Sources familiar with the matter told Lloyd’s List that a diplomatic agreement has been struck between Iran and Greece to allow for the release of the tankers, although it was not immediately clear if the bargain went beyond the simultaneous release of all three vessels.
According to one source, the tanker swap arrangements foresee that the Iranian warships will shadow the Greek tankers until Lana safely reaches the Turkish Straits.
The Lana, which was named Pegas under the Russia flag when it was initially detained off the island of Evia earlier this year, formally took clearance to sail from Greece on November 14 in a clear sign that the months-long stand-off might be drawing to a close.
The following day, preparations for the departure of the two Greek-owned suezmaxes appeared to be under way off when both vessels turned on their Automatic Identification System transponders for the first time since May 27.
In recent weeks, there have been signs of increased diplomatic entreaties to Tehran with the office of Greece’s prime minister Kyriakos Mitsotakis becoming directly involved in negotiations and high-ranking officials at the International Maritime Organisation also taking up the case.
Most of the prerequisites have appeared to be in place since August for a simple arrangement between the two countries to — in effect — swap tankers.
The initial Greek court order supporting the confiscation by the US of Lana’s cargo, which triggered the heavy-handed Iranian retaliation, was reversed by higher court decisions.
Half of the cargo that had already been offloaded for transportation to the US was pumped back into the vessel at anchor outside Piraeus.
But frustratingly for the owners and their crews, nothing moved amid whispers that Tehran had hardened its stance with a wider list of demands.
A Greek diplomatic source on Wednesday said there was “no bigger story” behind the deal to have the Greek ships released. “It is simply good news,” he said. “This has been a problematic situation, for the Greek flag at least.”
The freeing of the tankers was later confirmed by the Greek ministry of shipping and island policy that said deputy minister Kostas Katsafados was in Tehran on Wednesday for the finalisation of the agreement.
Shipping minister Ioannis Plakiotakis called the affair an “unhappy and particularly complex” one that had been brought to an end “following systematic efforts by the Greek government.”
Over the last three months, following the halt put on confiscating Lana’s cargo, the Greek tanker companies have been allowed to change their crews on both the tankers held in Iran.
With the exception of a number of Filipino seamen who volunteered to remain on board, the majority of the 49 seafarers originally abducted in May along with their ships have been repatriated.
The last to leave was the Cypriot master of Prudent Warrior, who returned safely to Cyprus last week, the government confirmed.
When it was seized, Prudent Warrior was carrying a cargo of oil loaded at Basrah, Iraq, which is understood to have been bound ultimately for the US.
Prior to Delta Poseidon’s seizure, it had also loaded at the same Iraqi port and was en route to Agioi Theodoroi near Corinth with a cargo for the nearby Motor Oil refinery.
One industry source closely following the matter said that the affected companies may be covered for their expenses under war risks policies.

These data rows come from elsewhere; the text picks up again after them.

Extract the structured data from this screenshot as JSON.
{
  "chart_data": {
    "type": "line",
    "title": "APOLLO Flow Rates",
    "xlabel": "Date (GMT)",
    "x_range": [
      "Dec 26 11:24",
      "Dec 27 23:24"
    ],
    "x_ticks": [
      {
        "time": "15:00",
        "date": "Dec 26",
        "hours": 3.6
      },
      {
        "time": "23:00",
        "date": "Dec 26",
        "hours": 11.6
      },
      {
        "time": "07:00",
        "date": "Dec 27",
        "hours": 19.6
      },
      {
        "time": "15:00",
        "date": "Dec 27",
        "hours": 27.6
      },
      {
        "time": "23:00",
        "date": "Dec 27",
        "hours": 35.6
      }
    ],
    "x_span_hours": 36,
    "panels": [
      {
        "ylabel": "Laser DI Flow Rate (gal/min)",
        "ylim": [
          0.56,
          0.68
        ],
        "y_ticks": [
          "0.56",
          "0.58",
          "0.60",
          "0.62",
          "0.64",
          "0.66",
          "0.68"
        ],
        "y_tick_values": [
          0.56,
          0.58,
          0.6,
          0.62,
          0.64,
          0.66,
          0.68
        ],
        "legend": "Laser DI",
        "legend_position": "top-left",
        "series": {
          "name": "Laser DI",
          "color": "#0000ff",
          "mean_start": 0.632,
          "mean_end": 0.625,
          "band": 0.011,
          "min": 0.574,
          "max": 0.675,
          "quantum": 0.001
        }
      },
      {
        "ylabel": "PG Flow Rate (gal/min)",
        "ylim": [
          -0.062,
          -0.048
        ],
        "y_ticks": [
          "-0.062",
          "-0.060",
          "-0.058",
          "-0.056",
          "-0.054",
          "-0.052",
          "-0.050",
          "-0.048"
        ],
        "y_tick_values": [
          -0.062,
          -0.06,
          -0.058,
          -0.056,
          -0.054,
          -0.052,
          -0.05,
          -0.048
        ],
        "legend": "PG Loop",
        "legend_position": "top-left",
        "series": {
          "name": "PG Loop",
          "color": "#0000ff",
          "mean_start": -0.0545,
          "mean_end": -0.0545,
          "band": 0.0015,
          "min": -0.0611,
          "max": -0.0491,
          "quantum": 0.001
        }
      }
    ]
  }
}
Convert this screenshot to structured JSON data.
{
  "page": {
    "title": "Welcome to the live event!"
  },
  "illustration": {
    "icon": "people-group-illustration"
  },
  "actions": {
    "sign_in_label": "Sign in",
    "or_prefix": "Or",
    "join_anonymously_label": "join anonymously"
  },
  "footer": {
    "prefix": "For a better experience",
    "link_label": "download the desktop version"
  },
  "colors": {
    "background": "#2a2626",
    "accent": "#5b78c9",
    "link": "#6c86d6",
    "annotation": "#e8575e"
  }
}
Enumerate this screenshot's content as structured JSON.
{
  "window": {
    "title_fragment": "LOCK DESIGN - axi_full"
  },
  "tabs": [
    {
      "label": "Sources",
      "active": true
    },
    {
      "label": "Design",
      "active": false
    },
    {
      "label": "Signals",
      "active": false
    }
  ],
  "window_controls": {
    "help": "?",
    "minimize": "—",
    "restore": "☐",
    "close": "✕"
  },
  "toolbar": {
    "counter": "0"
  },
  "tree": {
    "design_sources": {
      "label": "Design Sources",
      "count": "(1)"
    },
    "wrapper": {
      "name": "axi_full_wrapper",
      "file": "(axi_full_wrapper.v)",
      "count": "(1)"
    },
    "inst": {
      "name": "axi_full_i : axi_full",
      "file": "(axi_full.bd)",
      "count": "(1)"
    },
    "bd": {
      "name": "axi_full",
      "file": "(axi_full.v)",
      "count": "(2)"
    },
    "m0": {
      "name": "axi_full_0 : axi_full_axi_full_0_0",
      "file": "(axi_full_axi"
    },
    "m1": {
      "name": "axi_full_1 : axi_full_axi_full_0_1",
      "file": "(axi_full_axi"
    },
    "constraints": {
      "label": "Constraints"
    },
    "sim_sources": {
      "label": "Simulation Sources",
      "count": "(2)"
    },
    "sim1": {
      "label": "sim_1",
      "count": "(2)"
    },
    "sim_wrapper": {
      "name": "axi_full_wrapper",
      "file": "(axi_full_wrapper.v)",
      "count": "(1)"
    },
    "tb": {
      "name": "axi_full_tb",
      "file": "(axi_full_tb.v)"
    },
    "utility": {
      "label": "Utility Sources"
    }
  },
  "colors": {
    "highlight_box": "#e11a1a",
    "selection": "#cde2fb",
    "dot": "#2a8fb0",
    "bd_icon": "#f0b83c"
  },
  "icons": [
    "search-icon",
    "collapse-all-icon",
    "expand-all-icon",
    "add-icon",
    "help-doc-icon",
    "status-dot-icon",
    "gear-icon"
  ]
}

But he estimated “conservatively” that each of the owners may have lost as much as $5m in lost hire.
Both companies are understood to have agreed in writing to refrain from claiming damages from Iran. The waivers were signed weeks ago at a time when the owners believed the tankers were on the brink of being released.